**WHAT YOU SHOULD DO**
Count the lines in the records below that contain the word "расчетов", and reply with only that number.

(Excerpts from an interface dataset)
------------

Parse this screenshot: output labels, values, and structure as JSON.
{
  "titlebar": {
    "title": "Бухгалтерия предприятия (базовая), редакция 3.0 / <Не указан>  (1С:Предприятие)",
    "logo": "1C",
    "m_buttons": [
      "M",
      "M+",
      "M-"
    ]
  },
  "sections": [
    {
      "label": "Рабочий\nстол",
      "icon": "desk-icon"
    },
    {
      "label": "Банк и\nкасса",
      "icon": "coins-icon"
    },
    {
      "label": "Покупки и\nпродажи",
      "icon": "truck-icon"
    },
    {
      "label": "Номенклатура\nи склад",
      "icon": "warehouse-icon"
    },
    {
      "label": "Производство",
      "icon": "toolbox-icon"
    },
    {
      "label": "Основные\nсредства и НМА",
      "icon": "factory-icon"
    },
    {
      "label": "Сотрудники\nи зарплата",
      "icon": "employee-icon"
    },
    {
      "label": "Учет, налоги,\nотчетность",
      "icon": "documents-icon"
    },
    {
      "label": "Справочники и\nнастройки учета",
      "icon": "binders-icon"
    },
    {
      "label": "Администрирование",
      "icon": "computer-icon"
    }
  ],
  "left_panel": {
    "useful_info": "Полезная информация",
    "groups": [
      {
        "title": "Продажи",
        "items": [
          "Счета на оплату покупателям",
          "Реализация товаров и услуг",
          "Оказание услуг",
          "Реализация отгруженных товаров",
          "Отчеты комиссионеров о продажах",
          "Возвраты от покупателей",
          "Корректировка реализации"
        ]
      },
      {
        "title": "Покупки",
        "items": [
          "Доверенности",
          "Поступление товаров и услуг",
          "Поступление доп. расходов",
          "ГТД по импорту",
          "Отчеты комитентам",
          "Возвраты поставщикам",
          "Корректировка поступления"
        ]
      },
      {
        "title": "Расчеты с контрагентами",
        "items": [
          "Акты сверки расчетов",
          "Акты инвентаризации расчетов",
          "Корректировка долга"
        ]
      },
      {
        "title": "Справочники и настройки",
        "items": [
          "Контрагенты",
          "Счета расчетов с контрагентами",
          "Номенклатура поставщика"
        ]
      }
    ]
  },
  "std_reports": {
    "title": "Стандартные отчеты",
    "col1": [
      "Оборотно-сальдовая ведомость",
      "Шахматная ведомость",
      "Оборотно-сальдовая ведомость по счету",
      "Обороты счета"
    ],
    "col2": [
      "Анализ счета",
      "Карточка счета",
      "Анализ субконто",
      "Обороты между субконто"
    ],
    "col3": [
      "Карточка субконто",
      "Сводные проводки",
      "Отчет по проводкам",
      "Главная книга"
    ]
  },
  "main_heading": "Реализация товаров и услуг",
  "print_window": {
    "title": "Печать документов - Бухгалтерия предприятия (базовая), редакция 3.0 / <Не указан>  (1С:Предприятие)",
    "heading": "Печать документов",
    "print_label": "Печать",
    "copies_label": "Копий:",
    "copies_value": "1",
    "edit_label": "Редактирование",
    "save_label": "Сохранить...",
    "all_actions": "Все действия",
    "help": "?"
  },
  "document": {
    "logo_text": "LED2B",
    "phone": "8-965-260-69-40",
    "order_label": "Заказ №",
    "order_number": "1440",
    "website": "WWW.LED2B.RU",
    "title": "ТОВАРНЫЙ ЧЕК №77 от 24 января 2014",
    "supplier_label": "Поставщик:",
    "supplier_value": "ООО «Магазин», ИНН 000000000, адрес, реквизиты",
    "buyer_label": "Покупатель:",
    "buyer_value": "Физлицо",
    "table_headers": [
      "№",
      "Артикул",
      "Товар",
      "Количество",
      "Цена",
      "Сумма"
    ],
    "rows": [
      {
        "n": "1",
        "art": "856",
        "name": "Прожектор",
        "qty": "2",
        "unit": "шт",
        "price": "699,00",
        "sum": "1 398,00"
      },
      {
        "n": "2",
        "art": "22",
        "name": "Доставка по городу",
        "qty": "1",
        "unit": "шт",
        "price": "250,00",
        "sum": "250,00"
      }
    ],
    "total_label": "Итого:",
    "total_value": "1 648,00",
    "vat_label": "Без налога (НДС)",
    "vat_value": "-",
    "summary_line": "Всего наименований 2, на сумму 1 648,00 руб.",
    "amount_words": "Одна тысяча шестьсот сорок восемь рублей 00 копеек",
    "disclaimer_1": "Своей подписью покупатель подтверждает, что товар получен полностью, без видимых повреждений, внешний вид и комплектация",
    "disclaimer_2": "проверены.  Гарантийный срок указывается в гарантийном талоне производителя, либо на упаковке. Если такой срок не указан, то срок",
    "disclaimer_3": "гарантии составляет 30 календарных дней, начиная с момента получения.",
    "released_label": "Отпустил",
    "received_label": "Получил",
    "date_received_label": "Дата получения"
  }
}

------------

**EXERCISE ANSWER**
3